Yesterday’s post began a few in a row about Jesus as the stone from heaven.
It’s not an image or title that we think of often, or as readily, but several Old Testament prophecies refer to the Messiah as stone or rock. Jesus even alluded to these Scriptures when he gave Simon the name Peter, meaning pebble or little stone. To use a current cliché, the apostle was a chip off the old block.
Why would the image of rock persist in the Bible?
For one, Israel is rocky and mountainous. Prophets and other writers of Scripture would see stone everywhere, every day. They used them to build with, work with, and decorate with. They walked on them, climbed them and carved them.

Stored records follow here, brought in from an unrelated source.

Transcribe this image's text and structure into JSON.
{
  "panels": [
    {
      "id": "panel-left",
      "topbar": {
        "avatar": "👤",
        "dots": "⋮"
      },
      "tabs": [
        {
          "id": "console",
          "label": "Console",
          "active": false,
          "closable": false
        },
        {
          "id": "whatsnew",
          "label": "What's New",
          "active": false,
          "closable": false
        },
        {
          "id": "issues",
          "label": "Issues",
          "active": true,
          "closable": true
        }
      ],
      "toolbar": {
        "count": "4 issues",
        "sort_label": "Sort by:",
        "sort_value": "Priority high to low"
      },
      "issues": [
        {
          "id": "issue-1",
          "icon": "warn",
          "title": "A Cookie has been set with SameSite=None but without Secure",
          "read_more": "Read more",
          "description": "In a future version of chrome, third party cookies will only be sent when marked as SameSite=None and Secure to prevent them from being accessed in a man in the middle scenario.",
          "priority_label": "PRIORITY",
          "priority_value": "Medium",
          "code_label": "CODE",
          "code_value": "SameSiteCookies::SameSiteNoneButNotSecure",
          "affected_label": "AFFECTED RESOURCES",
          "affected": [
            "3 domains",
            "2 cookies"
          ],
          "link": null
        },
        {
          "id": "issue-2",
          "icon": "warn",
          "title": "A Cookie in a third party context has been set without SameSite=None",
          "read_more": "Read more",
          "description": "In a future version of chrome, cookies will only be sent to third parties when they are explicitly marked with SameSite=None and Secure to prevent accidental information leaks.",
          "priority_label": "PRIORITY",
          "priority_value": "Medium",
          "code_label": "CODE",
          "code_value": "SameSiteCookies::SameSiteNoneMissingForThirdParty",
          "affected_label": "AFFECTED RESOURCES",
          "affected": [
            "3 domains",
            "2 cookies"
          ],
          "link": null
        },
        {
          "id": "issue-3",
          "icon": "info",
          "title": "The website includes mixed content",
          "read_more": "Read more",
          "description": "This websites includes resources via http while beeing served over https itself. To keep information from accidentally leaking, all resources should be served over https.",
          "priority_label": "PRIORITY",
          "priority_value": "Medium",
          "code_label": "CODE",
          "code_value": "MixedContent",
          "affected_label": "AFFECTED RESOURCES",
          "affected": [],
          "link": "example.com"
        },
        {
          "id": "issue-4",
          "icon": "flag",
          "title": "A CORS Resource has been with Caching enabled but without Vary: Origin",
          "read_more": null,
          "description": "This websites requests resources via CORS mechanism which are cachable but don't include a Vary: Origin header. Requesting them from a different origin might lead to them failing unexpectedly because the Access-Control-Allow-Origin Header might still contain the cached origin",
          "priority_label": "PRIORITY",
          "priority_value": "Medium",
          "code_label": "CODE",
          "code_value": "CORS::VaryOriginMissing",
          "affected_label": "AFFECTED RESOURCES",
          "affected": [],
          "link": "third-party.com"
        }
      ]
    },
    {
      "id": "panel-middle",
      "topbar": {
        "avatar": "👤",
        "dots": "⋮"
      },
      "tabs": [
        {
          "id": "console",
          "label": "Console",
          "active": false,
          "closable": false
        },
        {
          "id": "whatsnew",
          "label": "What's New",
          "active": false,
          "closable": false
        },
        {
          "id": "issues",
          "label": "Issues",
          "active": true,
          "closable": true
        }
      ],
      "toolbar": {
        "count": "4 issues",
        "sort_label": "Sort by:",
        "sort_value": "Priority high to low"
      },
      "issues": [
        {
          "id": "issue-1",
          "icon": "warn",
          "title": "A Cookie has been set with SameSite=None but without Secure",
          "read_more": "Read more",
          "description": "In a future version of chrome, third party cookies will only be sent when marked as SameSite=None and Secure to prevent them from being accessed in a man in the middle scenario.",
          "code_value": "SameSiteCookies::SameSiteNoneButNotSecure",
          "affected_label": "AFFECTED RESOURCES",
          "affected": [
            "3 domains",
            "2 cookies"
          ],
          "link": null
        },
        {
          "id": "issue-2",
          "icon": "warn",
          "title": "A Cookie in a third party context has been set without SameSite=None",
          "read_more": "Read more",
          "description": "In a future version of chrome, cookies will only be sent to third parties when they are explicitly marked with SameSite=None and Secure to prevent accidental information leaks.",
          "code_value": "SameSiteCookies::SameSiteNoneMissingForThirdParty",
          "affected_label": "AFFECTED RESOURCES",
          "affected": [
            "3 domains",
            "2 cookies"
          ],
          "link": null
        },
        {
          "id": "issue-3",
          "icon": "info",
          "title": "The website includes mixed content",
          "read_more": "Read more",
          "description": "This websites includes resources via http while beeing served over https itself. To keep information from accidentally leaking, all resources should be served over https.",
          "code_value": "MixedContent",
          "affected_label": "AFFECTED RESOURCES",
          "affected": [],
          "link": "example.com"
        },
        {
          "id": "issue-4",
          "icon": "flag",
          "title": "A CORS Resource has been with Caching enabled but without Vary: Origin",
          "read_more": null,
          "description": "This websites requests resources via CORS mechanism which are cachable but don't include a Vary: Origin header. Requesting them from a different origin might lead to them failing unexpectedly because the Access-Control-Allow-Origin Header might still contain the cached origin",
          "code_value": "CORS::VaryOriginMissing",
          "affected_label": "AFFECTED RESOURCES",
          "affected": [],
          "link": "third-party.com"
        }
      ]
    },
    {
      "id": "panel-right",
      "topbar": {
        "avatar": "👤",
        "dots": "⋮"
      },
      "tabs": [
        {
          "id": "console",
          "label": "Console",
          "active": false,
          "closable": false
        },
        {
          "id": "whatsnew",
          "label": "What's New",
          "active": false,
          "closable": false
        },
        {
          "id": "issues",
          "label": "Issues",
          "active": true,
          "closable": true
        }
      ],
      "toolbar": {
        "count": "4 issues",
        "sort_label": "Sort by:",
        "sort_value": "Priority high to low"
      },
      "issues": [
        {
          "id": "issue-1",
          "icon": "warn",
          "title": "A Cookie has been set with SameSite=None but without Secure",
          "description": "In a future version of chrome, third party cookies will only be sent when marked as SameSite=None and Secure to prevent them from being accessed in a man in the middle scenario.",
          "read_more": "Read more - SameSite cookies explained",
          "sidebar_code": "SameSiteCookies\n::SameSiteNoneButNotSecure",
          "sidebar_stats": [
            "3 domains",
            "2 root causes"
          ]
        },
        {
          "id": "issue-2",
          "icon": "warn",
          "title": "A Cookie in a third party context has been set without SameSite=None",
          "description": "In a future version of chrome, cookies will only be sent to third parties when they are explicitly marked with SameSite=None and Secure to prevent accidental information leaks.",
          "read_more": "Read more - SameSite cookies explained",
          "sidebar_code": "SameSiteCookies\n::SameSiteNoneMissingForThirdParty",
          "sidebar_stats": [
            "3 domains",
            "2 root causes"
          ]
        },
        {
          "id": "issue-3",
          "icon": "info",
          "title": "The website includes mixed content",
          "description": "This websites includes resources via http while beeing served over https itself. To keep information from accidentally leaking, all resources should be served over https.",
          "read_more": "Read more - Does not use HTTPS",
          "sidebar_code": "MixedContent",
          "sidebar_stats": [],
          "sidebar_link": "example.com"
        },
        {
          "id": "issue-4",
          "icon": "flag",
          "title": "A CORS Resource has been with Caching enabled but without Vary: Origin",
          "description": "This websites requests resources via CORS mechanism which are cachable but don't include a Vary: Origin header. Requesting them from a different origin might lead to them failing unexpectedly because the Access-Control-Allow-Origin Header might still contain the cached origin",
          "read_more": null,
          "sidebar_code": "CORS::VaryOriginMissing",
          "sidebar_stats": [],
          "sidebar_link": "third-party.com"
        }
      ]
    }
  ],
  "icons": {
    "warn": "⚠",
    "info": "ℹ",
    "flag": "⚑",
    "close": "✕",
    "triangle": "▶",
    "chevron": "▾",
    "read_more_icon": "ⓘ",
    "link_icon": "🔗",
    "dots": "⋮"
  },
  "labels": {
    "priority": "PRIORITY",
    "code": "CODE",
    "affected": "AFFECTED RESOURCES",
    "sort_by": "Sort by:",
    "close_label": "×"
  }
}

They even picked them up by handfuls to kill people.
But still, why would the Messiah be linked to granite, quartz, marble and the like?
In earthly terms, rock is forever. We know it isn’t really. It does erode. Mountains weather away given enough time, wind and water. But compared to the blip of human life, rock is impervious, ongoing and stable.
Years ago, Gary and I lived in the shadow of the Rotenfels—the highest sheer rock face north of the Alps. It was both imposing and comforting to drive by on my way to work. It loomed over me, massive and immovable. But it was there every day. It did not leave or go somewhere else. It changed as light hit it or rained washed it, and I could see something new. But did it really change or did I change to see it differently? It made me think of eternity. In reaction, not long before we returned to the U.S., I wrote this poem. Perhaps you, too, today can see the mighty artistry reflected in rock and thank God for his creation.
Alone at the Rotenfels*, 2000 B.C.
I have chiseled rock.
Drawn tooled rock against the raw stone, hour after hour,
Working for usefulness
and sometimes beauty.
I know intimately the marks my efforts leave upon a rock,
But I have never seen such an expanse!
Who urged this hill to shed its softness?
Who bared the rock to glint its rainbow facets in the summer sun?
Within the tranquil pools of the wandering Nahe
I see mighty artistry reflected
And I wonder.
I see only the work he left behind
One overwhelming clue for me to find.
For I have chiseled rock.
A Sixty-Day Countdown to Christmas